We also made a few updates, like buying front and back lights for when it’s dark, a water bottle holders. Oh, and a bell, because people who are a walking don’t hear us. In total, we didn’t spend more than $60 on those updates, but they make biking much nicer!
One tip if you decide to buy bicycles: take the road by the beach, not the main road. The main road is so crowded with scooters, it’s a bit scary. I much prefer the beach road between Mae Haad and Sairee. It’s more of a walking path, so you’ll have to let people know you’re there so they get out of the way, but it’s safer and more pleasant.
And if we want to explore the island more and go to a far beach, we just rent a scooter for ฿200 ($6) per day! It’s really cheap, and how we prefer to do it 🙂
Visa Run / “Out-of-Thailand” Trips
This might not apply to you if you don’t plan on staying on Koh Tao for more than a couple of months. If you want to stay for longer though, you’ll need room in your budget for a trip outside Thailand. Whether you’re on a visa on arrival, a single entry visa or a multiple entry visa, you’ll have to leave Koh Tao after 2-3 months to get a new visa or a new stamp in your passport.

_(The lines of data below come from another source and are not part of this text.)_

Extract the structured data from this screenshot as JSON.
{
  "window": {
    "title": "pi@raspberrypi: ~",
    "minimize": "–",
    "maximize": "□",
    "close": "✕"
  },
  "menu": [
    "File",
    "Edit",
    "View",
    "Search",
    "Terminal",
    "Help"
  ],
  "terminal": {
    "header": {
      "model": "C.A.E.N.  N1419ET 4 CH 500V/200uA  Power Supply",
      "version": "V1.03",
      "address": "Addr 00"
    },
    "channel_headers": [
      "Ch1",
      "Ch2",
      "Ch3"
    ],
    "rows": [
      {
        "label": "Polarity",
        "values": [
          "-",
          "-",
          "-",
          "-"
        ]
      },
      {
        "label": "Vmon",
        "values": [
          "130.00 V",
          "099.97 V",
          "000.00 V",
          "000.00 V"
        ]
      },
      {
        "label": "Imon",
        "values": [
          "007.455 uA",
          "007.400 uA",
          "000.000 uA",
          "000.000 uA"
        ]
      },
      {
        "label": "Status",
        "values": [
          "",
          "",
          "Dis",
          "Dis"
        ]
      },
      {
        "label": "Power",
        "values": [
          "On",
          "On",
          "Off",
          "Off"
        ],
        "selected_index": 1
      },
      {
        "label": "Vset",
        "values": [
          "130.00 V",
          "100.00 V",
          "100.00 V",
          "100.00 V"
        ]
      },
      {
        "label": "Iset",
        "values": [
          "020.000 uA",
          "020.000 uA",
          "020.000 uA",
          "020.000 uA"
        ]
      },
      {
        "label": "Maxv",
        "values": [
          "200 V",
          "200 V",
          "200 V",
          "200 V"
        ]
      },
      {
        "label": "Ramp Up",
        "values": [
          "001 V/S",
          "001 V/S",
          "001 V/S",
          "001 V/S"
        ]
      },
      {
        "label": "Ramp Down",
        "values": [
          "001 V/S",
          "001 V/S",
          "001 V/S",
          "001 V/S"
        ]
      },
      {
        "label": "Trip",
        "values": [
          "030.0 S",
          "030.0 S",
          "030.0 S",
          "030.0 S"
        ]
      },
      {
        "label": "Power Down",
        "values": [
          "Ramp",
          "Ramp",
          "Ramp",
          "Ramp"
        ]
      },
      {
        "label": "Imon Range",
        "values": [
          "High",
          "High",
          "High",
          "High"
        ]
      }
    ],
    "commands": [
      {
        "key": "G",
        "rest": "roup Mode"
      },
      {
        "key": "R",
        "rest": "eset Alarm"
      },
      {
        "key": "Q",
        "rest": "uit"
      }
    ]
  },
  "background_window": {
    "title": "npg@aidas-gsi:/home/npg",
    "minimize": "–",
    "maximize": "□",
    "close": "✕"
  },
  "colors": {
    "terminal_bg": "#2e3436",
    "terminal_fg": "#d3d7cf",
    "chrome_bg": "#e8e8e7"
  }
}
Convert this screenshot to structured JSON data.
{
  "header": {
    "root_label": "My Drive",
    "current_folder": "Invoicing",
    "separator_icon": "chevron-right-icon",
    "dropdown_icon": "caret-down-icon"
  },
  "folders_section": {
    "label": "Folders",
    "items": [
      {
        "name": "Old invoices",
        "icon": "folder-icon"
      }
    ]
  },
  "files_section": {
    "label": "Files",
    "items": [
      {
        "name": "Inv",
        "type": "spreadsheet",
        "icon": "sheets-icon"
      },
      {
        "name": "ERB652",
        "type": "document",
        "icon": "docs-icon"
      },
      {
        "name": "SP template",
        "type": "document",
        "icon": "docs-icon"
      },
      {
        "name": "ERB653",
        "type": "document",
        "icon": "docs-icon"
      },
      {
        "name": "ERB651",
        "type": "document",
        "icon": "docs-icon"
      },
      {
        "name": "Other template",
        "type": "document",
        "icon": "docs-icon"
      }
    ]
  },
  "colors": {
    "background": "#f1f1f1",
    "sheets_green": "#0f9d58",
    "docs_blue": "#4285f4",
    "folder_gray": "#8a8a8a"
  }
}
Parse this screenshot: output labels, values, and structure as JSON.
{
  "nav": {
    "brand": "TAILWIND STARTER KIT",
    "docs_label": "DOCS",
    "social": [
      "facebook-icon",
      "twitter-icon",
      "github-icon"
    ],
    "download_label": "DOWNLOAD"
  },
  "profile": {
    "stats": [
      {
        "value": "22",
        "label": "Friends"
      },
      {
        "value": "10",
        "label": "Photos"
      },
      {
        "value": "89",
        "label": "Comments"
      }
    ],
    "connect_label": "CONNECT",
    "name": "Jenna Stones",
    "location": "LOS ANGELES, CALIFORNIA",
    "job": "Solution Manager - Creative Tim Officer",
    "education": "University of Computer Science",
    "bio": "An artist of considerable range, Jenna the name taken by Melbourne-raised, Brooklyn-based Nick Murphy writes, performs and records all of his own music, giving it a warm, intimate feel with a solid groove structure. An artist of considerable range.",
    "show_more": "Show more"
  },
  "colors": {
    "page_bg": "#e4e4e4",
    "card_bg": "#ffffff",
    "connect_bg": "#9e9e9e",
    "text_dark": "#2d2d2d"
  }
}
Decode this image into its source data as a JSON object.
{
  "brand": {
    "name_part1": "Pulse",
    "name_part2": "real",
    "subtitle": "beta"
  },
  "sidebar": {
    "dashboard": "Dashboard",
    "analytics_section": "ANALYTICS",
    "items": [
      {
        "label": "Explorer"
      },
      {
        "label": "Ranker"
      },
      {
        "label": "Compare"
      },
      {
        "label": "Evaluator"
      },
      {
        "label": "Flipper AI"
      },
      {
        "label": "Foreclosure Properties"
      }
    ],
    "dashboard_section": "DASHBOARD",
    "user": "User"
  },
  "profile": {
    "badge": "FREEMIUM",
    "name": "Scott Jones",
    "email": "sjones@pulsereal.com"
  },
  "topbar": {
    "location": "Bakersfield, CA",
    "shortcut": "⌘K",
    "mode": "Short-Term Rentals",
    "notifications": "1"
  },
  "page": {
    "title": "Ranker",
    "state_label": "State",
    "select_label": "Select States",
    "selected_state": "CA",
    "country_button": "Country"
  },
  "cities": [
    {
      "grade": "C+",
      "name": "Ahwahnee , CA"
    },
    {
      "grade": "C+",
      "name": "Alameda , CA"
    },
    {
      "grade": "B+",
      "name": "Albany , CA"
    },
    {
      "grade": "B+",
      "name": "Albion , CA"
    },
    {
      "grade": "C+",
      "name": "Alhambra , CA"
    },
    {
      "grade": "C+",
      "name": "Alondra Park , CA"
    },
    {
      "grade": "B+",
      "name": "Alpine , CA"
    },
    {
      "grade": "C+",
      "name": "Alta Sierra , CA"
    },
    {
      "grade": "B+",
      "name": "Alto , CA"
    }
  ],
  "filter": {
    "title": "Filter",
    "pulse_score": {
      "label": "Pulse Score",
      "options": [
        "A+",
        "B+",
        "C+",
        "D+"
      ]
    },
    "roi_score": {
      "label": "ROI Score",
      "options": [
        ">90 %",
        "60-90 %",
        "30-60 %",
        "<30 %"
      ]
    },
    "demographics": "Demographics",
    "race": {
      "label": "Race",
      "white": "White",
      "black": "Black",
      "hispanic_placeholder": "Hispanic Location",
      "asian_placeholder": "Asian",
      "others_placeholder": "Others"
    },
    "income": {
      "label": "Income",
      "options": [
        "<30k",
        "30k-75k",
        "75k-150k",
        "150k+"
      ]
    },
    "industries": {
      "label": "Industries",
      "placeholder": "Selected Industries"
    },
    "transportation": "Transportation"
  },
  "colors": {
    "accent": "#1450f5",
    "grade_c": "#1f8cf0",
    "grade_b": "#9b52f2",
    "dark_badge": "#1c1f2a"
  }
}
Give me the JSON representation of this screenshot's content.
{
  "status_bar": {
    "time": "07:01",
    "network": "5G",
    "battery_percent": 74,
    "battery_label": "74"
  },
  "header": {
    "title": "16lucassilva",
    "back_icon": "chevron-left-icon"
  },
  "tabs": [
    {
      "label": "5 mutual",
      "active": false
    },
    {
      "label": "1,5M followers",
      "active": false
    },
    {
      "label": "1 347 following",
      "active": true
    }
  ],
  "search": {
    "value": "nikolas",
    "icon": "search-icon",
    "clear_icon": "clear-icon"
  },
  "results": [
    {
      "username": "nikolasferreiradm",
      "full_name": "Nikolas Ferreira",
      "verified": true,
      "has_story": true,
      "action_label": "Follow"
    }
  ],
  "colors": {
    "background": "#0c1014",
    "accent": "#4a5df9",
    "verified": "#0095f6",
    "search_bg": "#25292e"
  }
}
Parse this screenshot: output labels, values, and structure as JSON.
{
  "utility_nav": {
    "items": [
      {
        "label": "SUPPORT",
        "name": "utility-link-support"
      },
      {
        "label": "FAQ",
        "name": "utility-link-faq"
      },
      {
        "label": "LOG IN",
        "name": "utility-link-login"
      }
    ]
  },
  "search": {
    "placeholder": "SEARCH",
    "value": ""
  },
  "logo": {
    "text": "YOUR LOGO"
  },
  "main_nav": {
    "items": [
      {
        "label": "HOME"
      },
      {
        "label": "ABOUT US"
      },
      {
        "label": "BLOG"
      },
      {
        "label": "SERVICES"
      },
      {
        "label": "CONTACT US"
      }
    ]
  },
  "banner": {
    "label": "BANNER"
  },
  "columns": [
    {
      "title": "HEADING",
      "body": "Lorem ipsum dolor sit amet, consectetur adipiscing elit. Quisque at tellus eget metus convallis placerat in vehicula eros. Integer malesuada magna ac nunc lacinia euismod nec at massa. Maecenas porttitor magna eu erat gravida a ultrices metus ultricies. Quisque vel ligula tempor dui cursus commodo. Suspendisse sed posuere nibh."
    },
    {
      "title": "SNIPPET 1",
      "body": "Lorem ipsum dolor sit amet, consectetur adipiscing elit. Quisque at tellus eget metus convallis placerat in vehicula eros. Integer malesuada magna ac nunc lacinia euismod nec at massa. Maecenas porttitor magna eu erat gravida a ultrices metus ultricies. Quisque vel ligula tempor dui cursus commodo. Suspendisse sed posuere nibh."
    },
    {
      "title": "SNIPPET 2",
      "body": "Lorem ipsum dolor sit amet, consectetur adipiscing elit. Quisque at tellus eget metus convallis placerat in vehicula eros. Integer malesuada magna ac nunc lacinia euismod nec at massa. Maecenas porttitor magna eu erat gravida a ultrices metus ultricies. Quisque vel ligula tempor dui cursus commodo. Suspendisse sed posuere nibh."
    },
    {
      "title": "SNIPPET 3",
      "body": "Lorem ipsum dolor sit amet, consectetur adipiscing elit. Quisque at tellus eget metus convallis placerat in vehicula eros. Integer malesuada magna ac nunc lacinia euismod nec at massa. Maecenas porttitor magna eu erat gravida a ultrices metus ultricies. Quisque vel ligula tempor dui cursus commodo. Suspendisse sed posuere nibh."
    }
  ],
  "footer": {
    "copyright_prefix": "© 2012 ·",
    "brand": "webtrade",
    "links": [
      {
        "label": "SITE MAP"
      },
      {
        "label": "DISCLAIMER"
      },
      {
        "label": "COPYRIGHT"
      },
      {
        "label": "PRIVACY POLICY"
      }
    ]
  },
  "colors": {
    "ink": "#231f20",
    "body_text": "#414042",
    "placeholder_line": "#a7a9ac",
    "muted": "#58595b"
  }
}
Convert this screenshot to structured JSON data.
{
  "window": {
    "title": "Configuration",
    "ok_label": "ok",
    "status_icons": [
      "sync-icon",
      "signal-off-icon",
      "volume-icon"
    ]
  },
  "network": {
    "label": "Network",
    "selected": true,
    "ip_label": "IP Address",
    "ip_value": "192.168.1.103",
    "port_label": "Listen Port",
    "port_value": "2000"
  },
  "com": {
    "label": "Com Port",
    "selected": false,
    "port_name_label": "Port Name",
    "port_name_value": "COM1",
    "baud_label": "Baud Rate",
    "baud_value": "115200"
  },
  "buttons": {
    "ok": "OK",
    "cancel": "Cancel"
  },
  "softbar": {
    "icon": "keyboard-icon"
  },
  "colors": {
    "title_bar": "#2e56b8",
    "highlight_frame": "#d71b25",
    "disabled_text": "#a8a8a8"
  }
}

Depending on the kind of trip you do, the price will vary. Since we have multiple entry visas, we can simply exit the country and come right back in. We don’t need to apply for a new visa. Last year, we went for a quick week in Siem Reap, Cambodia, and Kuala Lumpur, Malaysia. This year, we decided to do a proper border run, where you come back to Koh Tao within a day. The cost for that was ฿2,500 ($78) per person, which includes the transportation from Koh Tao to Myanmar and back. Bring your own lunch though, meals are not included! (There’s usually time for dinner somewhere though).
For our next border run, we’re going to spend a week in Singapore. We usually budget around $1,500 for those trips. That makes our monthly living expenses on Koh Tao quite higher, since trips have to happen quite frequently.
Since we live on Koh Tao for six months at a time, we had a “nesting” budget to make our apartment comfortable. That included buying a toaster, getting a cutting board, buying new pillows, etc. That varies a lot depending on the place you get. This year, we didn’t have to buy bed sheets and towels, but we had to last year. I’d recommend having a good $100 to spend towards nesting if you’re staying for a while.
That included wine glasses too because I need a proper glass
We don’t do laundry at home, instead, we drop our dirty clothes at a laundry place (we just drop them at TaoHub, they do laundry there) and get them back the next day. ฿40-฿50 per kilo is pretty standard. Every month, we spend around $15 on laundry. We don’t have to wash our towels and bedsheets since that’s included in our weekly cleaning, but that would make the price go up!
Otherwise, I would recommend having $500 laying around if you decide to buy/rent a scooter, just in case you crash it. Honestly, I see so many tourists with bandages that it makes me not want to drive one! Accidents happen quite frequently. Especially if you’re not used to scooters. You most likely won’t need the whole $500 if you crash, but at least you won’t have to worry about your medical bills!
So every month, we spend on average $2,250 US on food, rent and other expenses for two people. That includes small, week-long trips outside of Thailand when necessary.
This post is much longer than I thought it would be So I’ll skip the “Random Numbers” section that I usually have at the end of my other “Cost of Living” posts. If you miss it and would like me to add it, can you leave a comment? I’m not going to bother if this isn’t something you’re not interested in!
See ya in the next post, probably coming only in a year and a half, lol!